— WHAT THE TASK ASKS —
Spot each line in the data below containing "shopping" and copy it.

— RECORDS FOR PROCESSING —

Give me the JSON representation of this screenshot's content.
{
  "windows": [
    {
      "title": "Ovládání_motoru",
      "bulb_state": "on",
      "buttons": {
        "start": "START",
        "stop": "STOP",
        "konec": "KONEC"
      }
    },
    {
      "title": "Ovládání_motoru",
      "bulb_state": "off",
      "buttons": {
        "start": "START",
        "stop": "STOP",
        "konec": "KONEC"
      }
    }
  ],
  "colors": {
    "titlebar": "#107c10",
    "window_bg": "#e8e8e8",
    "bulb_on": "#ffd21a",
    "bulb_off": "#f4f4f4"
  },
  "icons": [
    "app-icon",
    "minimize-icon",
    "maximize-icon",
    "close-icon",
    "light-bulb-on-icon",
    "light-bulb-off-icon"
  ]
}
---
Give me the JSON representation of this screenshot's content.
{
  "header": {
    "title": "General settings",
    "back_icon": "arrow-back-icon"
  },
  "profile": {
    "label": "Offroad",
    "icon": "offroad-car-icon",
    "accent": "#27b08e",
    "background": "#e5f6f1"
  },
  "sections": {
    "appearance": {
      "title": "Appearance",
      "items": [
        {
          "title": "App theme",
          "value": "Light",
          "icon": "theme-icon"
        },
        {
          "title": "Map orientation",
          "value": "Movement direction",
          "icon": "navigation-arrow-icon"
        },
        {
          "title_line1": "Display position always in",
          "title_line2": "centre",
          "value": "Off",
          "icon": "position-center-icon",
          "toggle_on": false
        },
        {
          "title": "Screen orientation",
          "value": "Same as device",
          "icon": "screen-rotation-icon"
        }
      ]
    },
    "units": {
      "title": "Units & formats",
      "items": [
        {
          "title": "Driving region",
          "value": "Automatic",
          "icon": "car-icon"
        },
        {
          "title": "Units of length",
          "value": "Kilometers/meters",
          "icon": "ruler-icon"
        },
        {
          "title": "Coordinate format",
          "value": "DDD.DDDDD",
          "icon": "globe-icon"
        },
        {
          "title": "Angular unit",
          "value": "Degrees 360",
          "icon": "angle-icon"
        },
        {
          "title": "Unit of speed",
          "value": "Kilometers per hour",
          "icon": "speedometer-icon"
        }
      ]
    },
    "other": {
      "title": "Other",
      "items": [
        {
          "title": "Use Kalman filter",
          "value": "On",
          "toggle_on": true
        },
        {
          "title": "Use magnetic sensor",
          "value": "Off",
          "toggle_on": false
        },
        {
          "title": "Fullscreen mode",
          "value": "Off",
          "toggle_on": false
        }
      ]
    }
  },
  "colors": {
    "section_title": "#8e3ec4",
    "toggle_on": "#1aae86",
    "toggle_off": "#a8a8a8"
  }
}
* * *
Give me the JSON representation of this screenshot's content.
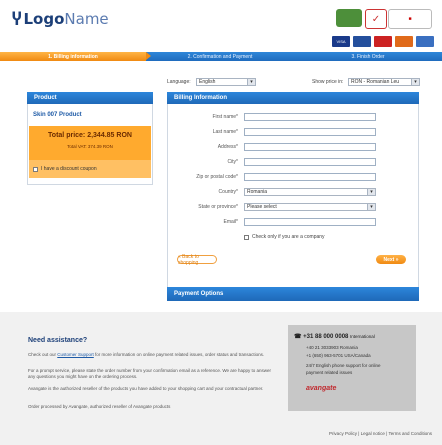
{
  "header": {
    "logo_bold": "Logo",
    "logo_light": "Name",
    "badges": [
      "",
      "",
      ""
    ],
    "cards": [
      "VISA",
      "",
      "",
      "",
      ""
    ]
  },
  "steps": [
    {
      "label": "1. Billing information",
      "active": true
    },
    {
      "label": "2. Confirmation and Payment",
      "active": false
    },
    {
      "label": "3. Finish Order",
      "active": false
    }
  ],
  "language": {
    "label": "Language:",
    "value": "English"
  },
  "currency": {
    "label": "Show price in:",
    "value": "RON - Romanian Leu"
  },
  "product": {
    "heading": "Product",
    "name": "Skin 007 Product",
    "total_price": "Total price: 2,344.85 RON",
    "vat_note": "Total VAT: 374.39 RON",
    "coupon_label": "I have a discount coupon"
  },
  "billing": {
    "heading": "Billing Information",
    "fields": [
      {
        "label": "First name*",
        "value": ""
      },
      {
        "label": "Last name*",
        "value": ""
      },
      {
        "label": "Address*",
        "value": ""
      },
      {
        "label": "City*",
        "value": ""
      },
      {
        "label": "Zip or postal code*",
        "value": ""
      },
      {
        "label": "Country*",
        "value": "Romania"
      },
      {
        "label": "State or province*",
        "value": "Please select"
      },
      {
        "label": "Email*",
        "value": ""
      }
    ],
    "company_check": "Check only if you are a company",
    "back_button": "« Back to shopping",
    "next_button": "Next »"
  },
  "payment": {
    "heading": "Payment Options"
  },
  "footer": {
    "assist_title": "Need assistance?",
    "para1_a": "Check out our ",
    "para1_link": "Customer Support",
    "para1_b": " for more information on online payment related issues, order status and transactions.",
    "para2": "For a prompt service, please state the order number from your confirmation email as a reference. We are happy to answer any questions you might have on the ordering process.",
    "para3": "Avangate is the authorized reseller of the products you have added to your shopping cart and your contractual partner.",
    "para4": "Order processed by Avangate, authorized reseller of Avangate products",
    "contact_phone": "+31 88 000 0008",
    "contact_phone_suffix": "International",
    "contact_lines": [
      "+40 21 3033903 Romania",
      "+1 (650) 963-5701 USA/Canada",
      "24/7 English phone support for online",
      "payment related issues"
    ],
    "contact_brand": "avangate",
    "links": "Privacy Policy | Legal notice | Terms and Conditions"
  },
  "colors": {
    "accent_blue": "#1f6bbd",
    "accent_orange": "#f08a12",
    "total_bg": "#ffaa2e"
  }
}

— ANSWER BOX —
    "back_button": "« Back to shopping",
    "para3": "Avangate is the authorized reseller of the products you have added to your shopping cart and your contractual partner.",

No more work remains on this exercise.